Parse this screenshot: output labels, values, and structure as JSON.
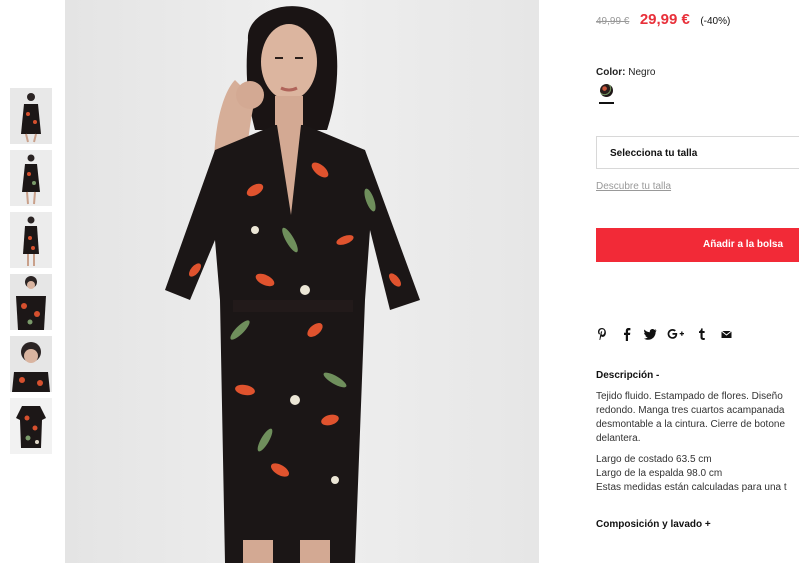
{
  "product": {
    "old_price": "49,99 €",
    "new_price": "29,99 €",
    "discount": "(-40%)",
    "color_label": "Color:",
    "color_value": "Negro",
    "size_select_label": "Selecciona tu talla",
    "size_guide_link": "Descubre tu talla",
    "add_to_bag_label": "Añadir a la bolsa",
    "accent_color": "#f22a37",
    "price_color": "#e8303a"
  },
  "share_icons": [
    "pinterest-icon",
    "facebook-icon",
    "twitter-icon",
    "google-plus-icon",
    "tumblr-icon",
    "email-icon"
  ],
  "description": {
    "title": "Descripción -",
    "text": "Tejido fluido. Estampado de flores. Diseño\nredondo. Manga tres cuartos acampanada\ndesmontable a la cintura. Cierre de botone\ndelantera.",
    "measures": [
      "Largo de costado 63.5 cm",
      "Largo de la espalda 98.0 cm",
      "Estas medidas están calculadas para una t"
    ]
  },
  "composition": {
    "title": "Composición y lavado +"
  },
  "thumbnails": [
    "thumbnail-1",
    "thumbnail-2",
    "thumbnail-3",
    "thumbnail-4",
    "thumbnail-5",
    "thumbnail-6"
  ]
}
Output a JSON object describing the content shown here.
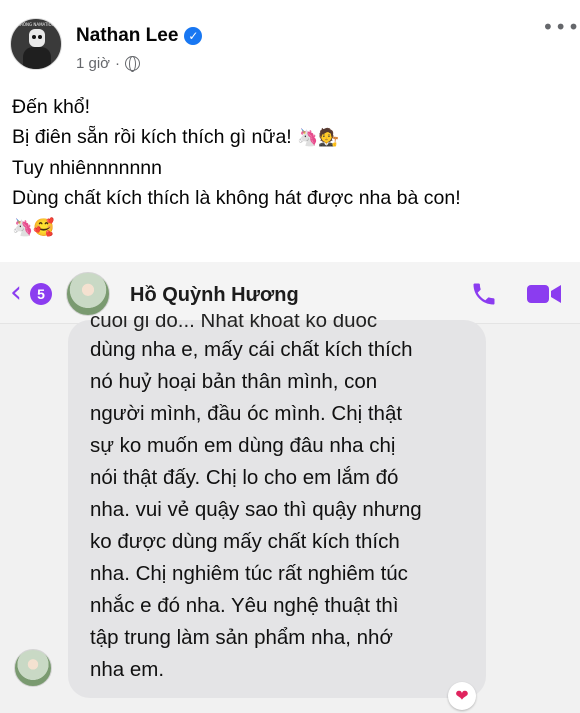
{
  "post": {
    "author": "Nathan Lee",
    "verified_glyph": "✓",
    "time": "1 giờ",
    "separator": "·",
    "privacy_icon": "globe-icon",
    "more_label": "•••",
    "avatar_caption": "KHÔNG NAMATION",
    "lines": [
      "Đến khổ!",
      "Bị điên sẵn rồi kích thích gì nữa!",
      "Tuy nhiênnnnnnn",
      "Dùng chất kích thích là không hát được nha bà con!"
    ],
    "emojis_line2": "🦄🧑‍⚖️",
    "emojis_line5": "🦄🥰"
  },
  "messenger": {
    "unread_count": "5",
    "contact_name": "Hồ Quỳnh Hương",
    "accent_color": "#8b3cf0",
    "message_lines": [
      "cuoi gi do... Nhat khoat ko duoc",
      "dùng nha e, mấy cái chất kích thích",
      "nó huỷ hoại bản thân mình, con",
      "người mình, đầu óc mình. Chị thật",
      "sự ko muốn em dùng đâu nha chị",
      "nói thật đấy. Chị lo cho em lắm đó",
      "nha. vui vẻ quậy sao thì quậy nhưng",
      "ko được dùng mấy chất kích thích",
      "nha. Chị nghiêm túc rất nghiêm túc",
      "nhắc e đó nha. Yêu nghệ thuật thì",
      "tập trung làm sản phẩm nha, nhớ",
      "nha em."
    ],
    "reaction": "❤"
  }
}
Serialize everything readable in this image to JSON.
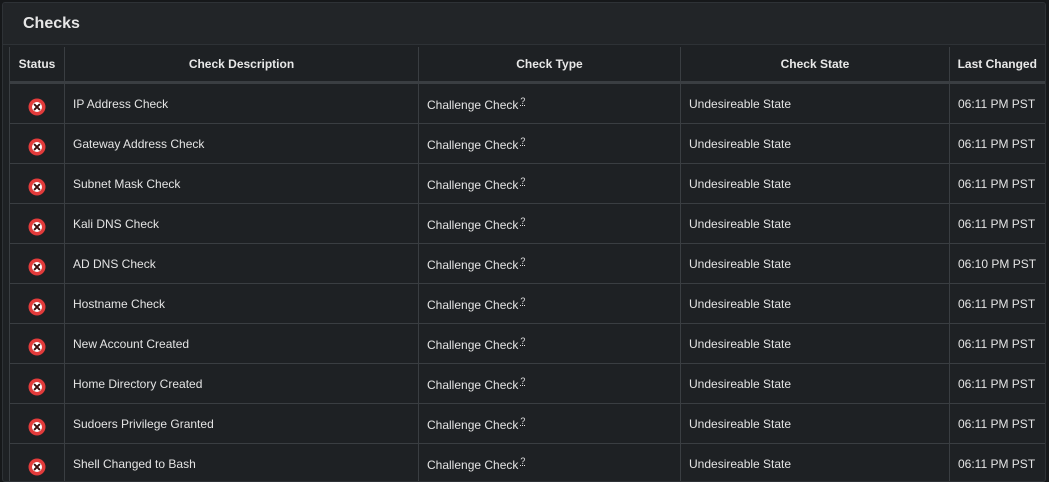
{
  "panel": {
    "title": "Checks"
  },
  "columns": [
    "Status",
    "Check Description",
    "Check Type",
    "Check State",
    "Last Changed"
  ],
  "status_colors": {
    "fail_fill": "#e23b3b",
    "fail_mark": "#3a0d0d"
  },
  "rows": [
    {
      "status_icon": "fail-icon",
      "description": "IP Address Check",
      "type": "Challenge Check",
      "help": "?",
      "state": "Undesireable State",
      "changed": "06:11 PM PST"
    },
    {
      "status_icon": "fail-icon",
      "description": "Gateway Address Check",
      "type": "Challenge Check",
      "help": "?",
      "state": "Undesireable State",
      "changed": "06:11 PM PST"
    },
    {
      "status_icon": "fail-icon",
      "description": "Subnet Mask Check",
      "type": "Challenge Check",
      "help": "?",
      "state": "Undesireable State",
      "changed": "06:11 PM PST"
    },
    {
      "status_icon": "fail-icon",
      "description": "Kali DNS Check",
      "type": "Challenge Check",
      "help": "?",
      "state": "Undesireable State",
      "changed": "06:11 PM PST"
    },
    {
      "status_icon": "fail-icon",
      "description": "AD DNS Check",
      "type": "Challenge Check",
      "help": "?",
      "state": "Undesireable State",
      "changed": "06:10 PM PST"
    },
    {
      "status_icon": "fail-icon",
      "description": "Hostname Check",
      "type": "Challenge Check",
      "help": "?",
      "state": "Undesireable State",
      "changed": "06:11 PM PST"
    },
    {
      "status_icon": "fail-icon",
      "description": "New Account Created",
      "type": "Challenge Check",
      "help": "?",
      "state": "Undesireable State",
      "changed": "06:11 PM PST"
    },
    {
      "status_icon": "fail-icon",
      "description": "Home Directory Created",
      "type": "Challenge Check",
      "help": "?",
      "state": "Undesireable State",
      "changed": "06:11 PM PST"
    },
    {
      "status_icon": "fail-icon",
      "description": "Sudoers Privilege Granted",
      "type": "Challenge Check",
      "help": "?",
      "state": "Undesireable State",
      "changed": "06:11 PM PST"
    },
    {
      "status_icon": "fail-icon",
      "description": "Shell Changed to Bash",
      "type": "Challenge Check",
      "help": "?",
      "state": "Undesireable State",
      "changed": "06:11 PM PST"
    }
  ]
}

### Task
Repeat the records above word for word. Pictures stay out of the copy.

### Task response
Parse this screenshot: output labels, values, and structure as JSON.
{
  "product": {
    "old_price": "49,99 €",
    "new_price": "29,99 €",
    "discount": "(-40%)",
    "color_label": "Color:",
    "color_value": "Negro",
    "size_select_label": "Selecciona tu talla",
    "size_guide_link": "Descubre tu talla",
    "add_to_bag_label": "Añadir a la bolsa",
    "accent_color": "#f22a37",
    "price_color": "#e8303a"
  },
  "share_icons": [
    "pinterest-icon",
    "facebook-icon",
    "twitter-icon",
    "google-plus-icon",
    "tumblr-icon",
    "email-icon"
  ],
  "description": {
    "title": "Descripción -",
    "text": "Tejido fluido. Estampado de flores. Diseño\nredondo. Manga tres cuartos acampanada\ndesmontable a la cintura. Cierre de botone\ndelantera.",
    "measures": [
      "Largo de costado 63.5 cm",
      "Largo de la espalda 98.0 cm",
      "Estas medidas están calculadas para una t"
    ]
  },
  "composition": {
    "title": "Composición y lavado +"
  },
  "thumbnails": [
    "thumbnail-1",
    "thumbnail-2",
    "thumbnail-3",
    "thumbnail-4",
    "thumbnail-5",
    "thumbnail-6"
  ]
}
Output a JSON object describing the content shown here.
{
  "post": {
    "author": "Nathan Lee",
    "verified_glyph": "✓",
    "time": "1 giờ",
    "separator": "·",
    "privacy_icon": "globe-icon",
    "more_label": "•••",
    "avatar_caption": "KHÔNG NAMATION",
    "lines": [
      "Đến khổ!",
      "Bị điên sẵn rồi kích thích gì nữa!",
      "Tuy nhiênnnnnnn",
      "Dùng chất kích thích là không hát được nha bà con!"
    ],
    "emojis_line2": "🦄🧑‍⚖️",
    "emojis_line5": "🦄🥰"
  },
  "messenger": {
    "unread_count": "5",
    "contact_name": "Hồ Quỳnh Hương",
    "accent_color": "#8b3cf0",
    "message_lines": [
      "cuoi gi do... Nhat khoat ko duoc",
      "dùng nha e, mấy cái chất kích thích",
      "nó huỷ hoại bản thân mình, con",
      "người mình, đầu óc mình. Chị thật",
      "sự ko muốn em dùng đâu nha chị",
      "nói thật đấy. Chị lo cho em lắm đó",
      "nha. vui vẻ quậy sao thì quậy nhưng",
      "ko được dùng mấy chất kích thích",
      "nha. Chị nghiêm túc rất nghiêm túc",
      "nhắc e đó nha. Yêu nghệ thuật thì",
      "tập trung làm sản phẩm nha, nhớ",
      "nha em."
    ],
    "reaction": "❤"
  }
}
Serialize everything readable in this image to JSON.
{
  "panel": {
    "title": "Checks"
  },
  "columns": [
    "Status",
    "Check Description",
    "Check Type",
    "Check State",
    "Last Changed"
  ],
  "status_colors": {
    "fail_fill": "#e23b3b",
    "fail_mark": "#3a0d0d"
  },
  "rows": [
    {
      "status_icon": "fail-icon",
      "description": "IP Address Check",
      "type": "Challenge Check",
      "help": "?",
      "state": "Undesireable State",
      "changed": "06:11 PM PST"
    },
    {
      "status_icon": "fail-icon",
      "description": "Gateway Address Check",
      "type": "Challenge Check",
      "help": "?",
      "state": "Undesireable State",
      "changed": "06:11 PM PST"
    },
    {
      "status_icon": "fail-icon",
      "description": "Subnet Mask Check",
      "type": "Challenge Check",
      "help": "?",
      "state": "Undesireable State",
      "changed": "06:11 PM PST"
    },
    {
      "status_icon": "fail-icon",
      "description": "Kali DNS Check",
      "type": "Challenge Check",
      "help": "?",
      "state": "Undesireable State",
      "changed": "06:11 PM PST"
    },
    {
      "status_icon": "fail-icon",
      "description": "AD DNS Check",
      "type": "Challenge Check",
      "help": "?",
      "state": "Undesireable State",
      "changed": "06:10 PM PST"
    },
    {
      "status_icon": "fail-icon",
      "description": "Hostname Check",
      "type": "Challenge Check",
      "help": "?",
      "state": "Undesireable State",
      "changed": "06:11 PM PST"
    },
    {
      "status_icon": "fail-icon",
      "description": "New Account Created",
      "type": "Challenge Check",
      "help": "?",
      "state": "Undesireable State",
      "changed": "06:11 PM PST"
    },
    {
      "status_icon": "fail-icon",
      "description": "Home Directory Created",
      "type": "Challenge Check",
      "help": "?",
      "state": "Undesireable State",
      "changed": "06:11 PM PST"
    },
    {
      "status_icon": "fail-icon",
      "description": "Sudoers Privilege Granted",
      "type": "Challenge Check",
      "help": "?",
      "state": "Undesireable State",
      "changed": "06:11 PM PST"
    },
    {
      "status_icon": "fail-icon",
      "description": "Shell Changed to Bash",
      "type": "Challenge Check",
      "help": "?",
      "state": "Undesireable State",
      "changed": "06:11 PM PST"
    }
  ]
}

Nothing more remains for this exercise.